Gartner: Leaders Lack Skilled Smart Manufacturing Workers
With organisations rapidly adopting industry 4.0 capabilities to increase productivity, efficiency, transparency, and quality as well as reduce cost, manufacturers “are under pressure to bring their workforce into the 21st century,” says Gartner.
While more connected factory workers are leveraging digital tools and data management techniques to improve decision accuracy, increase knowledge and lessen variability, 57% of manufacturing leaders feel that their organisations lack the skilled workers needed to support their smart manufacturing digitalisation plans.
“Our survey revealed that manufacturers are currently going through a difficult phase in their digitisation journey toward smart manufacturing,” said Simon Jacobson, Vice President analyst, Gartner Supply Chain practice.
“They accept that changing from a break-fix mentality and culture to a data-driven workforce is a must. However, intuition, efficiency and engagement cannot be sacrificed. New workers might be tech-savvy but lack access to best practices and know-how — and tenured workers might have the knowledge, but not the digital skills. A truly connected factory worker in a smart manufacturing environment needs both.”
Surveying 439 respondents from North America, Western Europe and APAC, Gartner found that “organisational complexity, integration and process reengineering are the most prevalent challenges for executing smart manufacturing initiatives.” Combined they represent “the largest change management obstacle [for manufacturers],” adds Gartner.
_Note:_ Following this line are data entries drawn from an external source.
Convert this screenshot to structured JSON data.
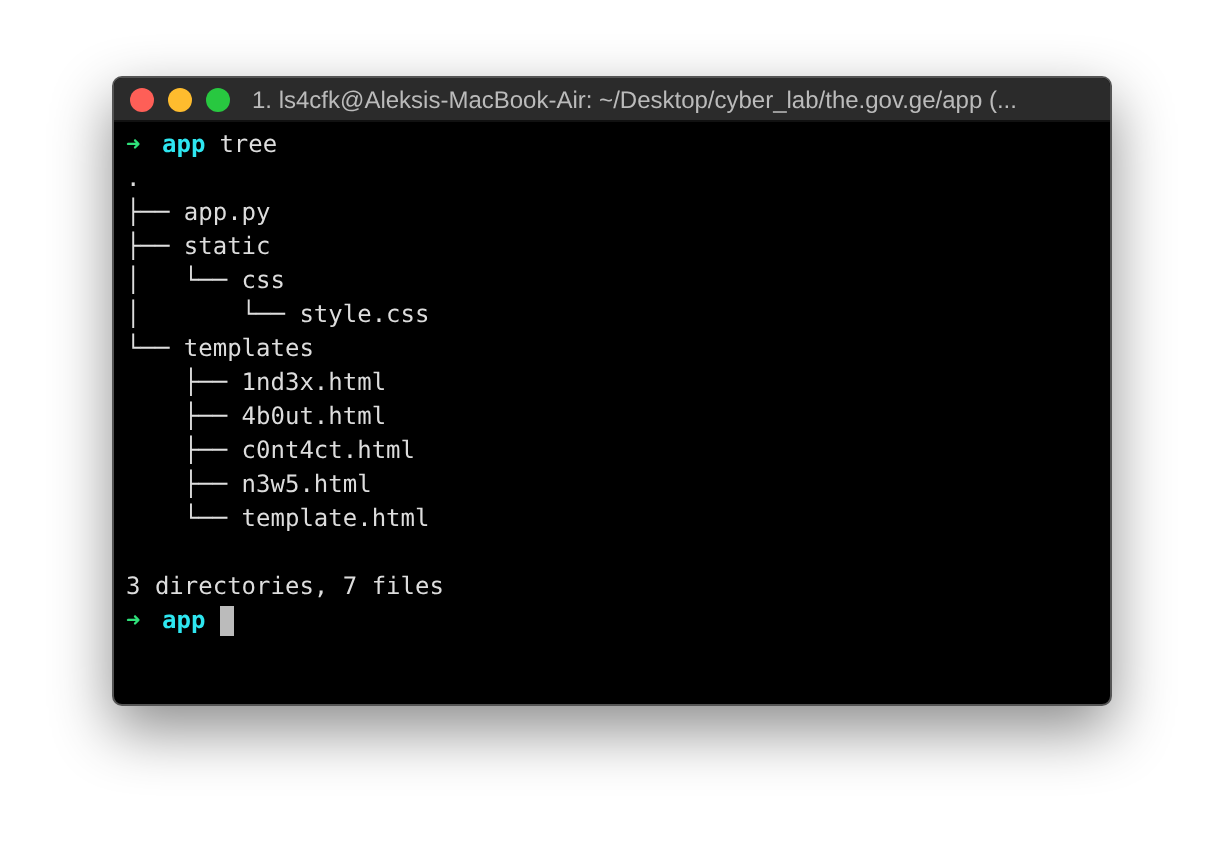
{
  "window": {
    "title": "1. ls4cfk@Aleksis-MacBook-Air: ~/Desktop/cyber_lab/the.gov.ge/app (..."
  },
  "lines": [
    {
      "kind": "prompt",
      "arrow": "➜",
      "directory": "app",
      "command": "tree",
      "cursor": false
    },
    {
      "kind": "output",
      "text": "."
    },
    {
      "kind": "output",
      "text": "├── app.py"
    },
    {
      "kind": "output",
      "text": "├── static"
    },
    {
      "kind": "output",
      "text": "│   └── css"
    },
    {
      "kind": "output",
      "text": "│       └── style.css"
    },
    {
      "kind": "output",
      "text": "└── templates"
    },
    {
      "kind": "output",
      "text": "    ├── 1nd3x.html"
    },
    {
      "kind": "output",
      "text": "    ├── 4b0ut.html"
    },
    {
      "kind": "output",
      "text": "    ├── c0nt4ct.html"
    },
    {
      "kind": "output",
      "text": "    ├── n3w5.html"
    },
    {
      "kind": "output",
      "text": "    └── template.html"
    },
    {
      "kind": "blank"
    },
    {
      "kind": "output",
      "text": "3 directories, 7 files"
    },
    {
      "kind": "prompt",
      "arrow": "➜",
      "directory": "app",
      "cursor": true
    }
  ]
}
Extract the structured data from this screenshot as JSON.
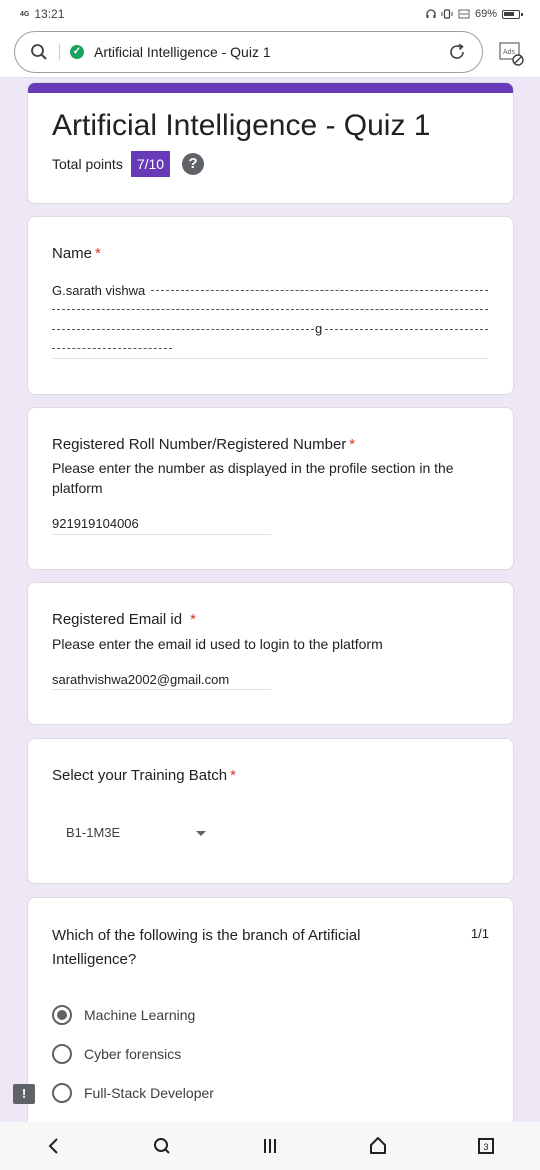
{
  "status_bar": {
    "network": "4G",
    "time": "13:21",
    "battery": "69%"
  },
  "browser": {
    "url_text": "Artificial Intelligence - Quiz 1",
    "ads_label": "Ads"
  },
  "form": {
    "title": "Artificial Intelligence - Quiz 1",
    "total_points_label": "Total points",
    "score": "7/10",
    "help_icon": "?"
  },
  "questions": {
    "name": {
      "label": "Name",
      "required": "*",
      "answer": "G.sarath vishwa",
      "scribble": "g"
    },
    "roll": {
      "label": "Registered Roll Number/Registered Number",
      "required": "*",
      "help_line1": "Please enter the number as displayed in the profile section in the",
      "help_line2": "platform",
      "answer": "921919104006"
    },
    "email": {
      "label": "Registered Email id",
      "required": "*",
      "help": "Please enter the email id used to login to the platform",
      "answer": "sarathvishwa2002@gmail.com"
    },
    "batch": {
      "label": "Select your Training Batch",
      "required": "*",
      "selected": "B1-1M3E"
    },
    "branch": {
      "label_line1": "Which of the following is the branch of Artificial",
      "label_line2": "Intelligence?",
      "points": "1/1",
      "options": [
        {
          "label": "Machine Learning",
          "checked": true
        },
        {
          "label": "Cyber forensics",
          "checked": false
        },
        {
          "label": "Full-Stack Developer",
          "checked": false
        }
      ]
    }
  },
  "feedback_icon": "!",
  "nav": {
    "tabs_count": "3"
  },
  "colors": {
    "accent": "#673ab7",
    "background": "#ede7f6",
    "required": "#d93025",
    "secure": "#1aa260"
  }
}
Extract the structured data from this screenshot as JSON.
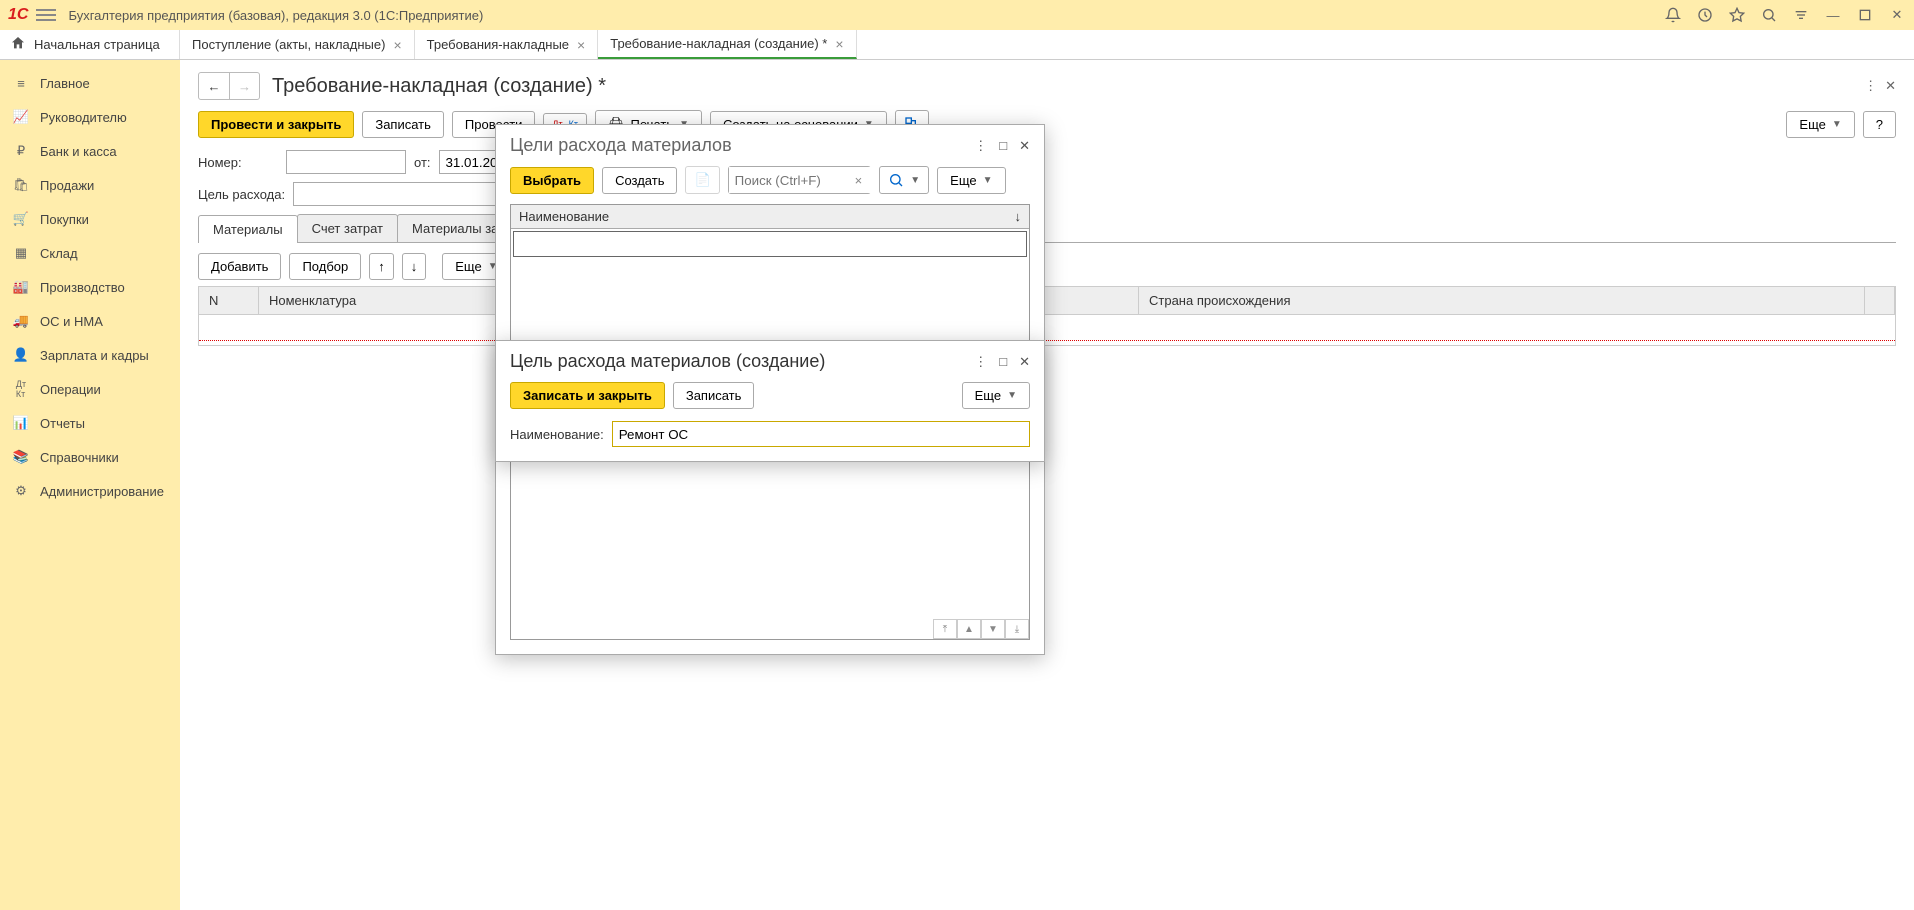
{
  "titlebar": {
    "logo": "1С",
    "title": "Бухгалтерия предприятия (базовая), редакция 3.0  (1С:Предприятие)"
  },
  "tabs": {
    "home": "Начальная страница",
    "items": [
      {
        "label": "Поступление (акты, накладные)",
        "active": false
      },
      {
        "label": "Требования-накладные",
        "active": false
      },
      {
        "label": "Требование-накладная (создание) *",
        "active": true
      }
    ]
  },
  "sidebar": {
    "items": [
      {
        "label": "Главное"
      },
      {
        "label": "Руководителю"
      },
      {
        "label": "Банк и касса"
      },
      {
        "label": "Продажи"
      },
      {
        "label": "Покупки"
      },
      {
        "label": "Склад"
      },
      {
        "label": "Производство"
      },
      {
        "label": "ОС и НМА"
      },
      {
        "label": "Зарплата и кадры"
      },
      {
        "label": "Операции"
      },
      {
        "label": "Отчеты"
      },
      {
        "label": "Справочники"
      },
      {
        "label": "Администрирование"
      }
    ]
  },
  "page": {
    "title": "Требование-накладная (создание) *",
    "toolbar": {
      "post_close": "Провести и закрыть",
      "save": "Записать",
      "post": "Провести",
      "print": "Печать",
      "create_based": "Создать на основании",
      "more": "Еще",
      "help": "?"
    },
    "form": {
      "number_label": "Номер:",
      "number_value": "",
      "from_label": "от:",
      "date_value": "31.01.2020",
      "purpose_label": "Цель расхода:"
    },
    "subtabs": {
      "materials": "Материалы",
      "cost_account": "Счет затрат",
      "customer_materials": "Материалы заказчика"
    },
    "table_toolbar": {
      "add": "Добавить",
      "pick": "Подбор",
      "more": "Еще"
    },
    "table_headers": {
      "n": "N",
      "nomenclature": "Номенклатура",
      "country": "Страна происхождения"
    }
  },
  "dialog1": {
    "title": "Цели расхода материалов",
    "select": "Выбрать",
    "create": "Создать",
    "search_placeholder": "Поиск (Ctrl+F)",
    "more": "Еще",
    "col_name": "Наименование"
  },
  "dialog2": {
    "title": "Цель расхода материалов (создание)",
    "save_close": "Записать и закрыть",
    "save": "Записать",
    "more": "Еще",
    "name_label": "Наименование:",
    "name_value": "Ремонт ОС"
  }
}
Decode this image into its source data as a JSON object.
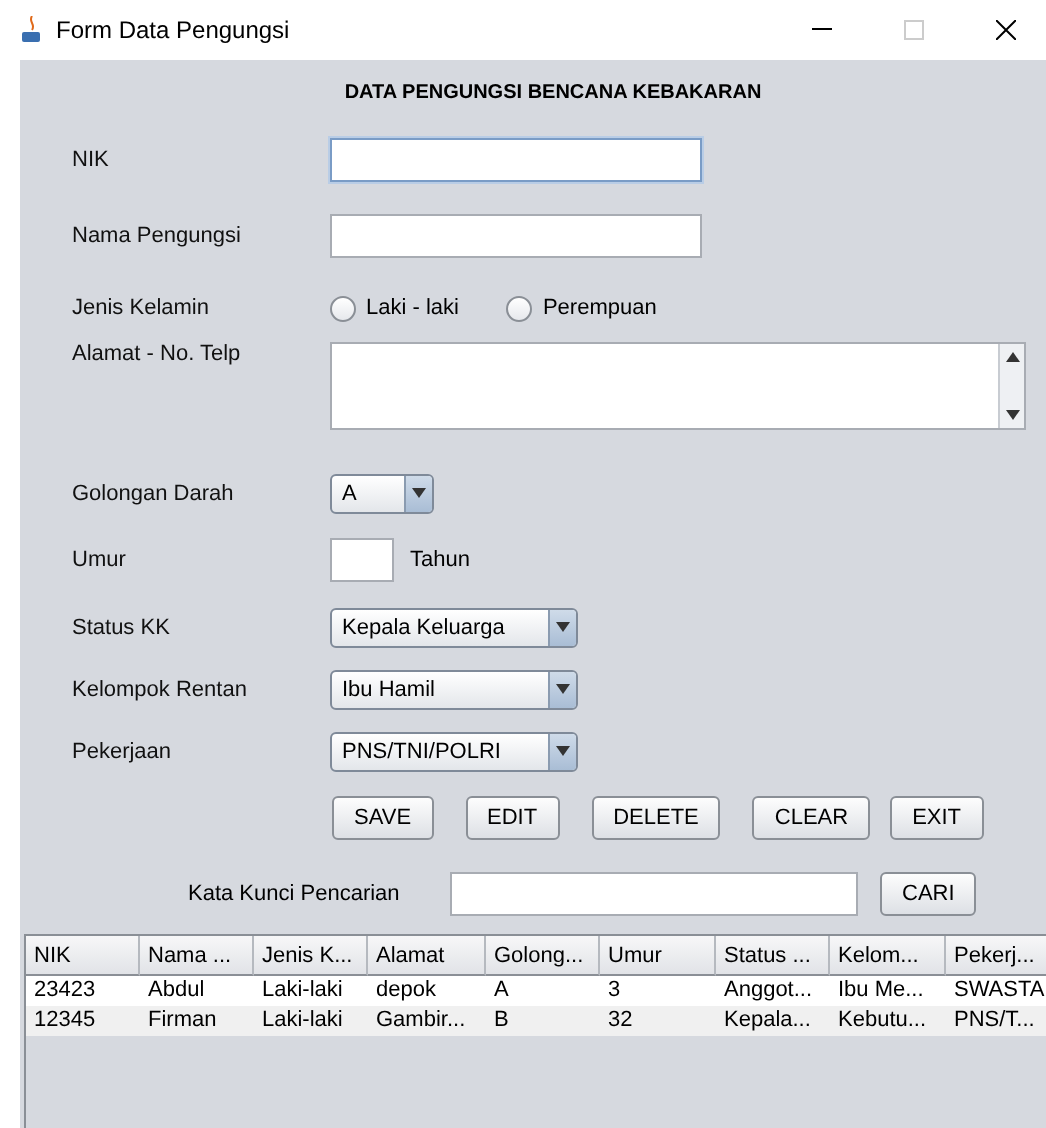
{
  "window": {
    "title": "Form Data Pengungsi"
  },
  "heading": "DATA PENGUNGSI BENCANA KEBAKARAN",
  "fields": [
    {
      "kind": "text",
      "label": "NIK",
      "focused": true
    },
    {
      "kind": "text",
      "label": "Nama Pengungsi",
      "focused": false
    },
    {
      "kind": "radio",
      "label": "Jenis Kelamin",
      "options": [
        {
          "label": "Laki - laki",
          "selected": false
        },
        {
          "label": "Perempuan",
          "selected": false
        }
      ]
    },
    {
      "kind": "textarea",
      "label": "Alamat - No. Telp"
    },
    {
      "kind": "select",
      "label": "Golongan Darah",
      "value": "A"
    },
    {
      "kind": "number",
      "label": "Umur",
      "unit": "Tahun"
    },
    {
      "kind": "select",
      "label": "Status KK",
      "value": "Kepala Keluarga"
    },
    {
      "kind": "select",
      "label": "Kelompok Rentan",
      "value": "Ibu Hamil"
    },
    {
      "kind": "select",
      "label": "Pekerjaan",
      "value": "PNS/TNI/POLRI"
    }
  ],
  "buttons": [
    "SAVE",
    "EDIT",
    "DELETE",
    "CLEAR",
    "EXIT"
  ],
  "search": {
    "label": "Kata Kunci Pencarian",
    "button": "CARI"
  },
  "table": {
    "columns": [
      "NIK",
      "Nama ...",
      "Jenis K...",
      "Alamat",
      "Golong...",
      "Umur",
      "Status ...",
      "Kelom...",
      "Pekerj..."
    ],
    "rows": [
      [
        "23423",
        "Abdul",
        "Laki-laki",
        "depok",
        "A",
        "3",
        "Anggot...",
        "Ibu Me...",
        "SWASTA"
      ],
      [
        "12345",
        "Firman",
        "Laki-laki",
        "Gambir...",
        "B",
        "32",
        "Kepala...",
        "Kebutu...",
        "PNS/T..."
      ]
    ]
  }
}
“It’s interesting to see that leadership commitment is frequently cited as not being a challenge. Across all respondents, 83% agree that their leadership understands and accepts the need to invest in smart manufacturing. However, it does not reflect whether or not the majority of leaders understand the magnitude of change in front of them – regarding technology, as well as talent,” added Jacobson.
Technology and People
While the value and opportunities smart manufacturing can provide an organisation is being recognised, introducing technology alone isn’t enough. Gartner emphasises the importance of evolving factory workers alongside the technology, ensuring that they are on board in order for the change to be successful.
“The most immediate action is for organisations to realize that this is more than digitisation. It requires synchronising activities for capability building, capability enablement and empowering people. Taking a ‘how to improve a day in the life’ approach will increase engagement, continuous learning and ultimately foster a pull-based approach that will attract tenured workers. They are the best points of contact to identify the best starting points for automation and the required data and digital tools for better decision-making,” said Jacobson.
Long term, “it is important to establish a data-driven culture in manufacturing operations that is rooted in governance and training - without stifling employee creativity and ingenuity,” concluded Gartner.